Within the lines below, find those that hold the string "value" and copy each one.

[Source data]
==============================
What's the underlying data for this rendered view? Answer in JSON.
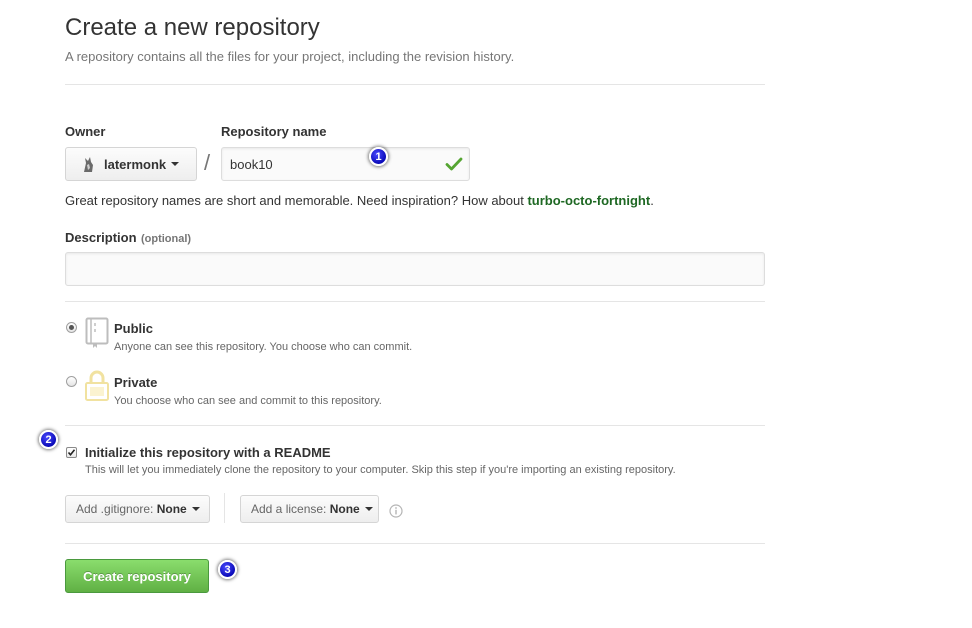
{
  "header": {
    "title": "Create a new repository",
    "subtitle": "A repository contains all the files for your project, including the revision history."
  },
  "owner": {
    "label": "Owner",
    "value": "latermonk"
  },
  "separator": "/",
  "repo_name": {
    "label": "Repository name",
    "value": "book10"
  },
  "hint": {
    "prefix": "Great repository names are short and memorable. Need inspiration? How about ",
    "suggestion": "turbo-octo-fortnight",
    "suffix": "."
  },
  "description": {
    "label": "Description",
    "optional": "(optional)",
    "value": "",
    "placeholder": ""
  },
  "visibility": {
    "public": {
      "title": "Public",
      "desc": "Anyone can see this repository. You choose who can commit.",
      "selected": true
    },
    "private": {
      "title": "Private",
      "desc": "You choose who can see and commit to this repository.",
      "selected": false
    }
  },
  "readme": {
    "title": "Initialize this repository with a README",
    "desc": "This will let you immediately clone the repository to your computer. Skip this step if you're importing an existing repository.",
    "checked": true
  },
  "gitignore": {
    "prefix": "Add .gitignore:",
    "value": "None"
  },
  "license": {
    "prefix": "Add a license:",
    "value": "None"
  },
  "create_button": "Create repository",
  "badges": [
    "1",
    "2",
    "3"
  ],
  "colors": {
    "accent_green": "#60b044",
    "suggestion_green": "#1e6823",
    "badge_blue": "#0a0ab8"
  }
}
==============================
Exercise response:
    "value": "latermonk"
    "value": "book10"
    "value": "",
    "value": "None"
    "value": "None"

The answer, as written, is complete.